### What the task requires
Without changing a single word, restate the entries below.

### Exercise data
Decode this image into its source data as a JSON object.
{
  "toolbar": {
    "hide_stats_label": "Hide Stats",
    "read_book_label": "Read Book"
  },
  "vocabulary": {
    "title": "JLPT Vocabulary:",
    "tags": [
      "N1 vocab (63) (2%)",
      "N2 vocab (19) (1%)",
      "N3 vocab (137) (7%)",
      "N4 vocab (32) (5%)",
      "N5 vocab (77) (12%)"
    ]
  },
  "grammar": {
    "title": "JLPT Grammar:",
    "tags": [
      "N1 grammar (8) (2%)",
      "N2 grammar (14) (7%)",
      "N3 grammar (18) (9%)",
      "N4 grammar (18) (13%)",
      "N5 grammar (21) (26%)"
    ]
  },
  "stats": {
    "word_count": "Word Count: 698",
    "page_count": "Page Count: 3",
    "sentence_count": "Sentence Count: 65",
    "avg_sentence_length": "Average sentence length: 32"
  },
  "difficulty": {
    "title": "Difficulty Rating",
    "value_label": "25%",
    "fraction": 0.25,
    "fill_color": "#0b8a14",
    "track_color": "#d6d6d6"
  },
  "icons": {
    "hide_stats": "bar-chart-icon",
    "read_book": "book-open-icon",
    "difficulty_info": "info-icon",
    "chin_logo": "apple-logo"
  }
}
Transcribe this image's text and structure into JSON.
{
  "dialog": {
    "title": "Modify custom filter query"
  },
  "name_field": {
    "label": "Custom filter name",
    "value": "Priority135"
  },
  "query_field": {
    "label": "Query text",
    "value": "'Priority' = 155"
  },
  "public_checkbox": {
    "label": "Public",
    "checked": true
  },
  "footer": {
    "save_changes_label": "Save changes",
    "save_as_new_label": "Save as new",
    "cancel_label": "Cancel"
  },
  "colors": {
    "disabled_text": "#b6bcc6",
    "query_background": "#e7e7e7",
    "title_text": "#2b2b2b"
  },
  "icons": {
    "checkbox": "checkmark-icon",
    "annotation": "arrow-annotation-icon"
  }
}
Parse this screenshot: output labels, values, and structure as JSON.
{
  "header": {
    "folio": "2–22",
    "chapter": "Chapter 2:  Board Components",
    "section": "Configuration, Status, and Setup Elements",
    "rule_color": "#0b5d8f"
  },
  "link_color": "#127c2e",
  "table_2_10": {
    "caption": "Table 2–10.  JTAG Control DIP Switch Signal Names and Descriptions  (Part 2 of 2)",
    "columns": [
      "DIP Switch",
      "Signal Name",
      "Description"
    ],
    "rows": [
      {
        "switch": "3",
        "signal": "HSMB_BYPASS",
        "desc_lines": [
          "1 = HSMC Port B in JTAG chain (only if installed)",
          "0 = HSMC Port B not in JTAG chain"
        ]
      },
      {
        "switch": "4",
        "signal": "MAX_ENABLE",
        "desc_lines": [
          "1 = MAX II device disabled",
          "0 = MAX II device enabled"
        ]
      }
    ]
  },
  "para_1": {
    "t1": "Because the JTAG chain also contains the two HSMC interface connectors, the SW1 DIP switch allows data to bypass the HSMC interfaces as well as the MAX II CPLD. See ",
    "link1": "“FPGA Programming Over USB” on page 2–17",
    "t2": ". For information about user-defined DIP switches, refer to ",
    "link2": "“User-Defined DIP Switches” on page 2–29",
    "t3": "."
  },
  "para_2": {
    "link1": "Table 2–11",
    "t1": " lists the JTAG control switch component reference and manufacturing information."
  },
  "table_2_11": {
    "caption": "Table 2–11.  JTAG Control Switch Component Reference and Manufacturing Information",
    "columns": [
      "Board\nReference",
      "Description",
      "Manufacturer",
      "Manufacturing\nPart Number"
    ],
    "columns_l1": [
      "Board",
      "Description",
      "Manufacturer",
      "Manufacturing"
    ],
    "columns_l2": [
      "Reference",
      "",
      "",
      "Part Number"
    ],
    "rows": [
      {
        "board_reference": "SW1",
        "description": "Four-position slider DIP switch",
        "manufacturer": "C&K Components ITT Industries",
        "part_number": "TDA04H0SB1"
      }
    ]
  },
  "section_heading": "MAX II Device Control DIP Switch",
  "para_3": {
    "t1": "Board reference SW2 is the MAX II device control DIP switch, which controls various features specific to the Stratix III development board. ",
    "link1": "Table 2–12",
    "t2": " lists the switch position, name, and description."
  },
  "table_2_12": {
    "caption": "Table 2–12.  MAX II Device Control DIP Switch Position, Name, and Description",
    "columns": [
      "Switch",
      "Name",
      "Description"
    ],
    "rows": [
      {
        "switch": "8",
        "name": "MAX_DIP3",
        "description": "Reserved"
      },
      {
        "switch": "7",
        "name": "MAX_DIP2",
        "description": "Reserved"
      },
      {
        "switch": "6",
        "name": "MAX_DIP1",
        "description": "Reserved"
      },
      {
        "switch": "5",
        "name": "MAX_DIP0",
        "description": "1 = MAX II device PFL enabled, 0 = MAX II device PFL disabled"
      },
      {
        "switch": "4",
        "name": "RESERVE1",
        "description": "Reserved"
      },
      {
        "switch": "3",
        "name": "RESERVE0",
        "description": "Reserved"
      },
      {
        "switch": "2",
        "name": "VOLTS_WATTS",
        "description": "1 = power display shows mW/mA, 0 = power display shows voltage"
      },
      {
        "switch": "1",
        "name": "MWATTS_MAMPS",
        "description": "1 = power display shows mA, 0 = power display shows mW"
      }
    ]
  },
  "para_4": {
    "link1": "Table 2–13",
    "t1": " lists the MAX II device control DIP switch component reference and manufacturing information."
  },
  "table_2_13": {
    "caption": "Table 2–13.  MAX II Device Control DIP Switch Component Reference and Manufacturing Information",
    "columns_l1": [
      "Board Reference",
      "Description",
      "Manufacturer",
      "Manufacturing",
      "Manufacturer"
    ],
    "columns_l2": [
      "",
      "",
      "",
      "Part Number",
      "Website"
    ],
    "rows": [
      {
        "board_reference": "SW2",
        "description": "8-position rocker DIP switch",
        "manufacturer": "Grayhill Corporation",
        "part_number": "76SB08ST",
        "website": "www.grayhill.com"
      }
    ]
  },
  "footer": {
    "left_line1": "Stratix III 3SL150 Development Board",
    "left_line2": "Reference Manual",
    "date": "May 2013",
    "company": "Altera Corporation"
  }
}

### Output for this task
Decode this image into its source data as a JSON object.
{
  "toolbar": {
    "hide_stats_label": "Hide Stats",
    "read_book_label": "Read Book"
  },
  "vocabulary": {
    "title": "JLPT Vocabulary:",
    "tags": [
      "N1 vocab (63) (2%)",
      "N2 vocab (19) (1%)",
      "N3 vocab (137) (7%)",
      "N4 vocab (32) (5%)",
      "N5 vocab (77) (12%)"
    ]
  },
  "grammar": {
    "title": "JLPT Grammar:",
    "tags": [
      "N1 grammar (8) (2%)",
      "N2 grammar (14) (7%)",
      "N3 grammar (18) (9%)",
      "N4 grammar (18) (13%)",
      "N5 grammar (21) (26%)"
    ]
  },
  "stats": {
    "word_count": "Word Count: 698",
    "page_count": "Page Count: 3",
    "sentence_count": "Sentence Count: 65",
    "avg_sentence_length": "Average sentence length: 32"
  },
  "difficulty": {
    "title": "Difficulty Rating",
    "value_label": "25%",
    "fraction": 0.25,
    "fill_color": "#0b8a14",
    "track_color": "#d6d6d6"
  },
  "icons": {
    "hide_stats": "bar-chart-icon",
    "read_book": "book-open-icon",
    "difficulty_info": "info-icon",
    "chin_logo": "apple-logo"
  }
}
Transcribe this image's text and structure into JSON.
{
  "dialog": {
    "title": "Modify custom filter query"
  },
  "name_field": {
    "label": "Custom filter name",
    "value": "Priority135"
  },
  "query_field": {
    "label": "Query text",
    "value": "'Priority' = 155"
  },
  "public_checkbox": {
    "label": "Public",
    "checked": true
  },
  "footer": {
    "save_changes_label": "Save changes",
    "save_as_new_label": "Save as new",
    "cancel_label": "Cancel"
  },
  "colors": {
    "disabled_text": "#b6bcc6",
    "query_background": "#e7e7e7",
    "title_text": "#2b2b2b"
  },
  "icons": {
    "checkbox": "checkmark-icon",
    "annotation": "arrow-annotation-icon"
  }
}
Parse this screenshot: output labels, values, and structure as JSON.
{
  "header": {
    "folio": "2–22",
    "chapter": "Chapter 2:  Board Components",
    "section": "Configuration, Status, and Setup Elements",
    "rule_color": "#0b5d8f"
  },
  "link_color": "#127c2e",
  "table_2_10": {
    "caption": "Table 2–10.  JTAG Control DIP Switch Signal Names and Descriptions  (Part 2 of 2)",
    "columns": [
      "DIP Switch",
      "Signal Name",
      "Description"
    ],
    "rows": [
      {
        "switch": "3",
        "signal": "HSMB_BYPASS",
        "desc_lines": [
          "1 = HSMC Port B in JTAG chain (only if installed)",
          "0 = HSMC Port B not in JTAG chain"
        ]
      },
      {
        "switch": "4",
        "signal": "MAX_ENABLE",
        "desc_lines": [
          "1 = MAX II device disabled",
          "0 = MAX II device enabled"
        ]
      }
    ]
  },
  "para_1": {
    "t1": "Because the JTAG chain also contains the two HSMC interface connectors, the SW1 DIP switch allows data to bypass the HSMC interfaces as well as the MAX II CPLD. See ",
    "link1": "“FPGA Programming Over USB” on page 2–17",
    "t2": ". For information about user-defined DIP switches, refer to ",
    "link2": "“User-Defined DIP Switches” on page 2–29",
    "t3": "."
  },
  "para_2": {
    "link1": "Table 2–11",
    "t1": " lists the JTAG control switch component reference and manufacturing information."
  },
  "table_2_11": {
    "caption": "Table 2–11.  JTAG Control Switch Component Reference and Manufacturing Information",
    "columns": [
      "Board\nReference",
      "Description",
      "Manufacturer",
      "Manufacturing\nPart Number"
    ],
    "columns_l1": [
      "Board",
      "Description",
      "Manufacturer",
      "Manufacturing"
    ],
    "columns_l2": [
      "Reference",
      "",
      "",
      "Part Number"
    ],
    "rows": [
      {
        "board_reference": "SW1",
        "description": "Four-position slider DIP switch",
        "manufacturer": "C&K Components ITT Industries",
        "part_number": "TDA04H0SB1"
      }
    ]
  },
  "section_heading": "MAX II Device Control DIP Switch",
  "para_3": {
    "t1": "Board reference SW2 is the MAX II device control DIP switch, which controls various features specific to the Stratix III development board. ",
    "link1": "Table 2–12",
    "t2": " lists the switch position, name, and description."
  },
  "table_2_12": {
    "caption": "Table 2–12.  MAX II Device Control DIP Switch Position, Name, and Description",
    "columns": [
      "Switch",
      "Name",
      "Description"
    ],
    "rows": [
      {
        "switch": "8",
        "name": "MAX_DIP3",
        "description": "Reserved"
      },
      {
        "switch": "7",
        "name": "MAX_DIP2",
        "description": "Reserved"
      },
      {
        "switch": "6",
        "name": "MAX_DIP1",
        "description": "Reserved"
      },
      {
        "switch": "5",
        "name": "MAX_DIP0",
        "description": "1 = MAX II device PFL enabled, 0 = MAX II device PFL disabled"
      },
      {
        "switch": "4",
        "name": "RESERVE1",
        "description": "Reserved"
      },
      {
        "switch": "3",
        "name": "RESERVE0",
        "description": "Reserved"
      },
      {
        "switch": "2",
        "name": "VOLTS_WATTS",
        "description": "1 = power display shows mW/mA, 0 = power display shows voltage"
      },
      {
        "switch": "1",
        "name": "MWATTS_MAMPS",
        "description": "1 = power display shows mA, 0 = power display shows mW"
      }
    ]
  },
  "para_4": {
    "link1": "Table 2–13",
    "t1": " lists the MAX II device control DIP switch component reference and manufacturing information."
  },
  "table_2_13": {
    "caption": "Table 2–13.  MAX II Device Control DIP Switch Component Reference and Manufacturing Information",
    "columns_l1": [
      "Board Reference",
      "Description",
      "Manufacturer",
      "Manufacturing",
      "Manufacturer"
    ],
    "columns_l2": [
      "",
      "",
      "",
      "Part Number",
      "Website"
    ],
    "rows": [
      {
        "board_reference": "SW2",
        "description": "8-position rocker DIP switch",
        "manufacturer": "Grayhill Corporation",
        "part_number": "76SB08ST",
        "website": "www.grayhill.com"
      }
    ]
  },
  "footer": {
    "left_line1": "Stratix III 3SL150 Development Board",
    "left_line2": "Reference Manual",
    "date": "May 2013",
    "company": "Altera Corporation"
  }
}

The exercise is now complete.